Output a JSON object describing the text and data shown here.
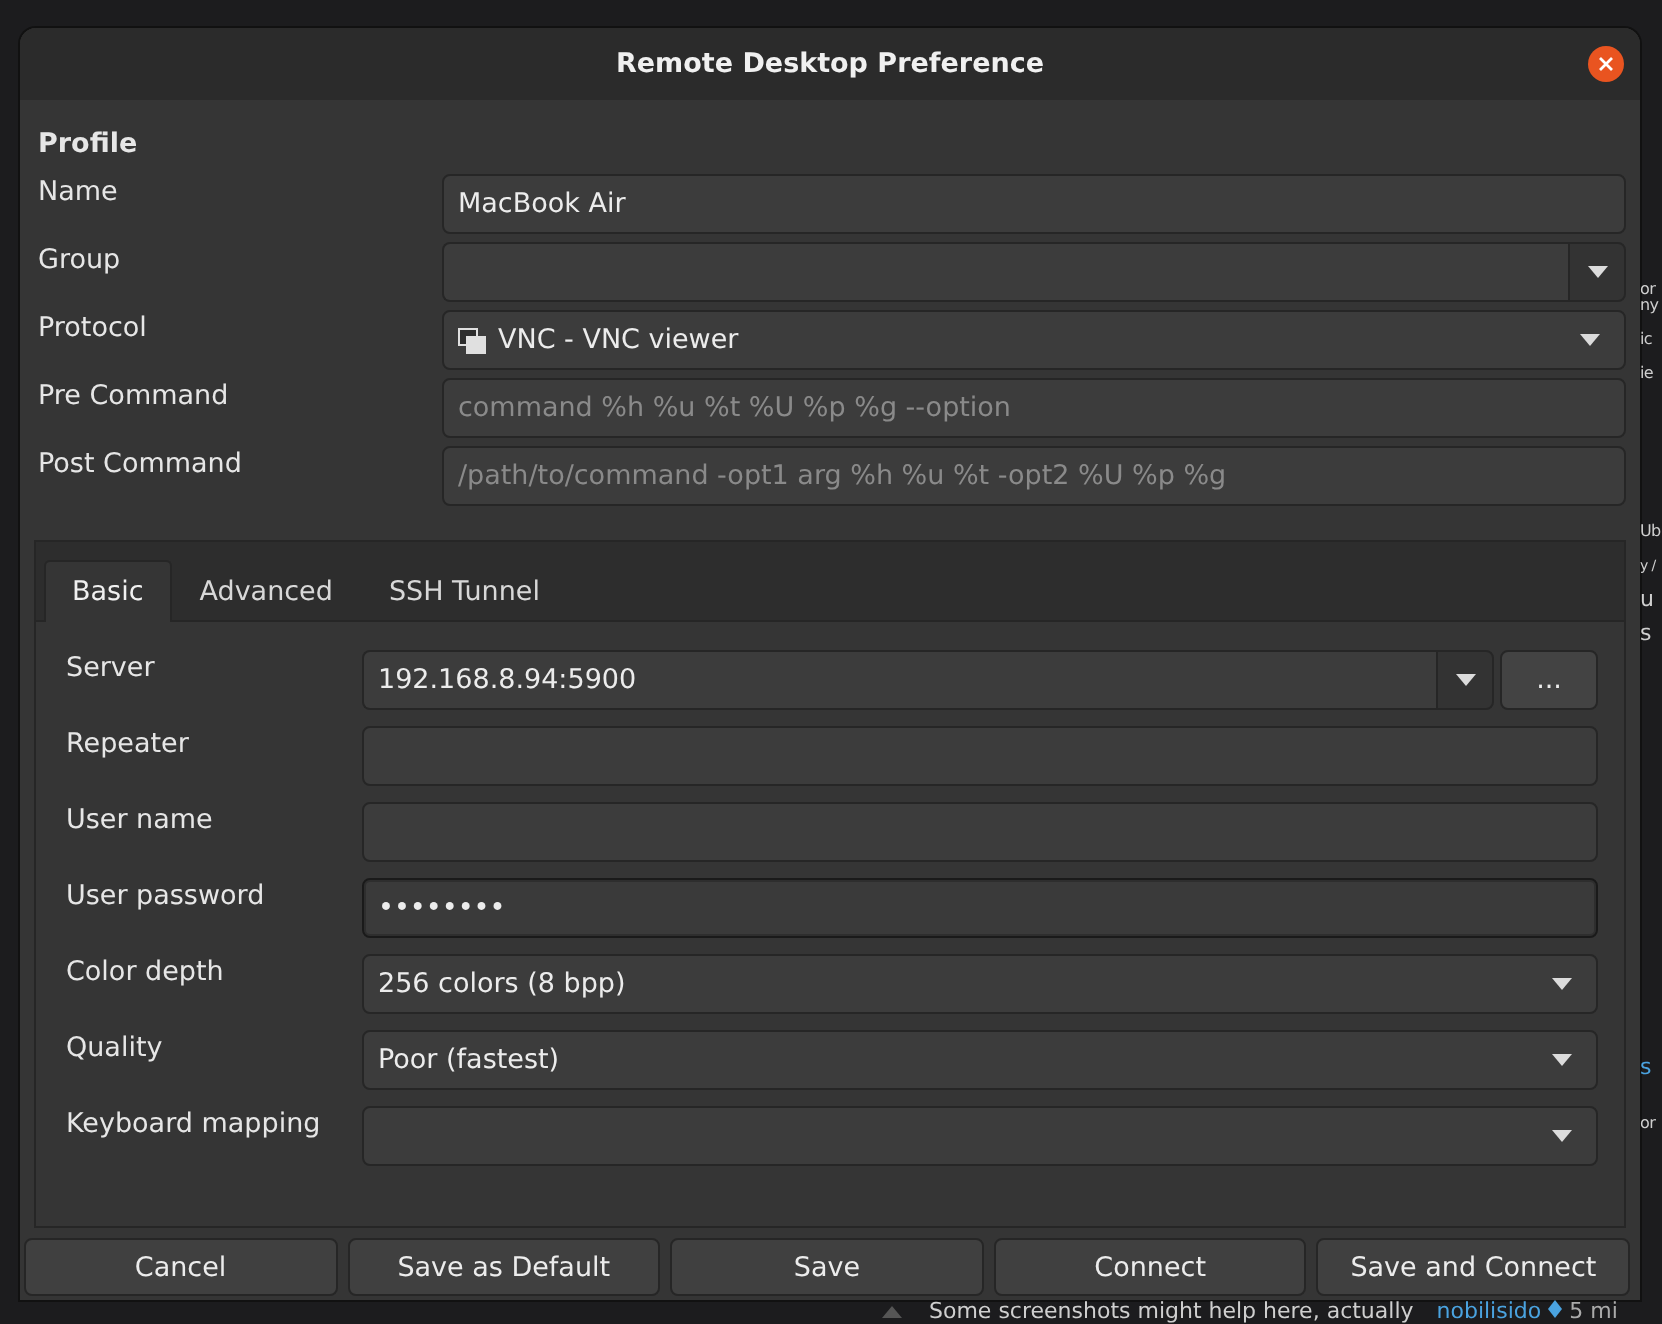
{
  "window": {
    "title": "Remote Desktop Preference"
  },
  "profile": {
    "heading": "Profile",
    "fields": [
      {
        "label": "Name",
        "kind": "entry",
        "value": "MacBook Air"
      },
      {
        "label": "Group",
        "kind": "combo_entry"
      },
      {
        "label": "Protocol",
        "kind": "dropdown",
        "value": "VNC - VNC viewer",
        "icon": true
      },
      {
        "label": "Pre Command",
        "kind": "entry",
        "placeholder": "command %h %u %t %U %p %g --option"
      },
      {
        "label": "Post Command",
        "kind": "entry",
        "placeholder": "/path/to/command -opt1 arg %h %u %t -opt2 %U %p %g"
      }
    ]
  },
  "tabs": [
    {
      "label": "Basic",
      "selected": true
    },
    {
      "label": "Advanced",
      "selected": false
    },
    {
      "label": "SSH Tunnel",
      "selected": false
    }
  ],
  "basic_fields": [
    {
      "label": "Server",
      "kind": "combo_entry",
      "value": "192.168.8.94:5900",
      "button": "..."
    },
    {
      "label": "Repeater",
      "kind": "entry"
    },
    {
      "label": "User name",
      "kind": "entry"
    },
    {
      "label": "User password",
      "kind": "entry",
      "value": "••••••••",
      "focused": true
    },
    {
      "label": "Color depth",
      "kind": "dropdown",
      "value": "256 colors (8 bpp)"
    },
    {
      "label": "Quality",
      "kind": "dropdown",
      "value": "Poor (fastest)"
    },
    {
      "label": "Keyboard mapping",
      "kind": "dropdown"
    }
  ],
  "buttons": [
    "Cancel",
    "Save as Default",
    "Save",
    "Connect",
    "Save and Connect"
  ],
  "background_page": {
    "side_fragments": [
      {
        "text": "or",
        "kind": "text"
      },
      {
        "text": "ny",
        "kind": "text"
      },
      {
        "text": "ic",
        "kind": "text"
      },
      {
        "text": "ie",
        "kind": "text"
      },
      {
        "text": "Ub",
        "kind": "text"
      },
      {
        "text": "y /",
        "kind": "text"
      },
      {
        "text": "u",
        "kind": "text"
      },
      {
        "text": "s",
        "kind": "text"
      },
      {
        "text": "s",
        "kind": "link"
      },
      {
        "text": "or",
        "kind": "text"
      }
    ],
    "comment": {
      "text": "Some screenshots might help here, actually",
      "author": "nobilisido",
      "time": "5 mi"
    }
  }
}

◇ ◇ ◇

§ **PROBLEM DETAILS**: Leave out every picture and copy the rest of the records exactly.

§ **SOLUTION TO THIS TASK**:
Output a JSON object describing the text and data shown here.
{
  "window": {
    "title": "Remote Desktop Preference"
  },
  "profile": {
    "heading": "Profile",
    "fields": [
      {
        "label": "Name",
        "kind": "entry",
        "value": "MacBook Air"
      },
      {
        "label": "Group",
        "kind": "combo_entry"
      },
      {
        "label": "Protocol",
        "kind": "dropdown",
        "value": "VNC - VNC viewer",
        "icon": true
      },
      {
        "label": "Pre Command",
        "kind": "entry",
        "placeholder": "command %h %u %t %U %p %g --option"
      },
      {
        "label": "Post Command",
        "kind": "entry",
        "placeholder": "/path/to/command -opt1 arg %h %u %t -opt2 %U %p %g"
      }
    ]
  },
  "tabs": [
    {
      "label": "Basic",
      "selected": true
    },
    {
      "label": "Advanced",
      "selected": false
    },
    {
      "label": "SSH Tunnel",
      "selected": false
    }
  ],
  "basic_fields": [
    {
      "label": "Server",
      "kind": "combo_entry",
      "value": "192.168.8.94:5900",
      "button": "..."
    },
    {
      "label": "Repeater",
      "kind": "entry"
    },
    {
      "label": "User name",
      "kind": "entry"
    },
    {
      "label": "User password",
      "kind": "entry",
      "value": "••••••••",
      "focused": true
    },
    {
      "label": "Color depth",
      "kind": "dropdown",
      "value": "256 colors (8 bpp)"
    },
    {
      "label": "Quality",
      "kind": "dropdown",
      "value": "Poor (fastest)"
    },
    {
      "label": "Keyboard mapping",
      "kind": "dropdown"
    }
  ],
  "buttons": [
    "Cancel",
    "Save as Default",
    "Save",
    "Connect",
    "Save and Connect"
  ],
  "background_page": {
    "side_fragments": [
      {
        "text": "or",
        "kind": "text"
      },
      {
        "text": "ny",
        "kind": "text"
      },
      {
        "text": "ic",
        "kind": "text"
      },
      {
        "text": "ie",
        "kind": "text"
      },
      {
        "text": "Ub",
        "kind": "text"
      },
      {
        "text": "y /",
        "kind": "text"
      },
      {
        "text": "u",
        "kind": "text"
      },
      {
        "text": "s",
        "kind": "text"
      },
      {
        "text": "s",
        "kind": "link"
      },
      {
        "text": "or",
        "kind": "text"
      }
    ],
    "comment": {
      "text": "Some screenshots might help here, actually",
      "author": "nobilisido",
      "time": "5 mi"
    }
  }
}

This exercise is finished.